In a lovely bit of serendipity, Friday’s Supreme Court decision legalizing gay marriage coincided with the kickoff of Pride weekend in the Bay Area, which means that it also coincided with the Giants’ LGBT Night. The TV broadcast made reference to both events: the cameras showed a sampling of fans, some of them same-sex couples, dressed in rainbow-themed Giants gear, and the announcers (both former players) talked about the Supreme Court decision—not effusively, but with a quiet approval that was moving in its own way.

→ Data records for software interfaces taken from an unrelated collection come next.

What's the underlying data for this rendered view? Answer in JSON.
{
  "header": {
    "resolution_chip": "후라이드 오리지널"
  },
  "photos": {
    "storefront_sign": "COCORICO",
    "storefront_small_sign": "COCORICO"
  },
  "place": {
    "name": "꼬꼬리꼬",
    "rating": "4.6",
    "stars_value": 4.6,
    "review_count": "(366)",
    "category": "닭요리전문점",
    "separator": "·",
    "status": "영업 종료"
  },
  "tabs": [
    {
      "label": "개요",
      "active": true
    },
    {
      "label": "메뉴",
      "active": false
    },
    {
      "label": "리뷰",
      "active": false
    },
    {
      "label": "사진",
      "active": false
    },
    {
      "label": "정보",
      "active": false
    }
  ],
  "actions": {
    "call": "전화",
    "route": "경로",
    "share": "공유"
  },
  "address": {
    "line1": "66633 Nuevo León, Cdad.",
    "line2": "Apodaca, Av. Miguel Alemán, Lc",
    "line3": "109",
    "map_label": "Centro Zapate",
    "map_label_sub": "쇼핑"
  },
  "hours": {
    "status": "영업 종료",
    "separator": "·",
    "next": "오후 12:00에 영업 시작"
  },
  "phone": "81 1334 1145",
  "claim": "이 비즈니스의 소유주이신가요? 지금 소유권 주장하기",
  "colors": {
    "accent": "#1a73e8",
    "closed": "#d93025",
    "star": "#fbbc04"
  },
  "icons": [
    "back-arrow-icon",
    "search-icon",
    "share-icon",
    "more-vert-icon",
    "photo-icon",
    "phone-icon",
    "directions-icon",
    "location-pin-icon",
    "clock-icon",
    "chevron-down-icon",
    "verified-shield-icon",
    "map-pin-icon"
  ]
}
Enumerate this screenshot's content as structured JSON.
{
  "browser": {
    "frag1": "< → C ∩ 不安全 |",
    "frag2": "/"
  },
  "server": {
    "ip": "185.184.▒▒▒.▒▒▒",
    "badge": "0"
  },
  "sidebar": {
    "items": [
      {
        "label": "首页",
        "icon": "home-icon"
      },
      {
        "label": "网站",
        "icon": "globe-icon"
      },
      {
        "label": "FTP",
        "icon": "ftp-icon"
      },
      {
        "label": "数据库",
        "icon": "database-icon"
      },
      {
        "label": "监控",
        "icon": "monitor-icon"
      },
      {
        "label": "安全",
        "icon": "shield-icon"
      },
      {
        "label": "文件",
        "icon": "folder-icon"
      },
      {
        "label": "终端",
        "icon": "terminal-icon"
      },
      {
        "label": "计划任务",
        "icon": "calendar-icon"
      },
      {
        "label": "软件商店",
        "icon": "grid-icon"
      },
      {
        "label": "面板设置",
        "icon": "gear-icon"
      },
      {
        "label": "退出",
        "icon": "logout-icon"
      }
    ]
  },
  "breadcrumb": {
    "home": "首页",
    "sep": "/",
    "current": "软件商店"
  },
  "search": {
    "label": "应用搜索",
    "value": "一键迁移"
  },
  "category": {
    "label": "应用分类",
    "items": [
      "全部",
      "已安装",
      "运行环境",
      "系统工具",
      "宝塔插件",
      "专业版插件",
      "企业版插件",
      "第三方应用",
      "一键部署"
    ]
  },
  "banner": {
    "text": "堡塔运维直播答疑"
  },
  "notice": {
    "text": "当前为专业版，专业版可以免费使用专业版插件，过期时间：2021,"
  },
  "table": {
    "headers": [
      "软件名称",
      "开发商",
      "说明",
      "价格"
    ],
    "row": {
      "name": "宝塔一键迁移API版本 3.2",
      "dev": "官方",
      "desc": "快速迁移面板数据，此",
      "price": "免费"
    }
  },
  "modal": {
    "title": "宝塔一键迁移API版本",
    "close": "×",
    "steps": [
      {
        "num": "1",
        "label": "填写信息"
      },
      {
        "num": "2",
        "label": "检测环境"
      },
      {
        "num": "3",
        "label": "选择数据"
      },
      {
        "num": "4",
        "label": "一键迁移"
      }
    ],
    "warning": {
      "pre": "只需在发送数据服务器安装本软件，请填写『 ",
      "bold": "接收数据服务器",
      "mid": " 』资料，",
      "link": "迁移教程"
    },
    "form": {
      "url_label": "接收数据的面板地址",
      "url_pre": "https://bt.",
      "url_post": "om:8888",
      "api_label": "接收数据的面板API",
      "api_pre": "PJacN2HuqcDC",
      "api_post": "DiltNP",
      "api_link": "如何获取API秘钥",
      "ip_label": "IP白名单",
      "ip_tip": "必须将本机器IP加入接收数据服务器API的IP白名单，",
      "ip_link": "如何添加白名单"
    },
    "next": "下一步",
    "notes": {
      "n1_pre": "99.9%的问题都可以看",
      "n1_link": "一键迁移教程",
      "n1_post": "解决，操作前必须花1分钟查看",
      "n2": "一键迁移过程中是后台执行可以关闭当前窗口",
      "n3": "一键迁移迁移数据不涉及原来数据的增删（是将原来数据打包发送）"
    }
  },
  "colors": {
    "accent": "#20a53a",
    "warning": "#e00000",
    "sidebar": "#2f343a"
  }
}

All of this came unexpectedly to me as I watched the game, and I thought about the history I’ve gotten to observe on this topic with this team. Continue reading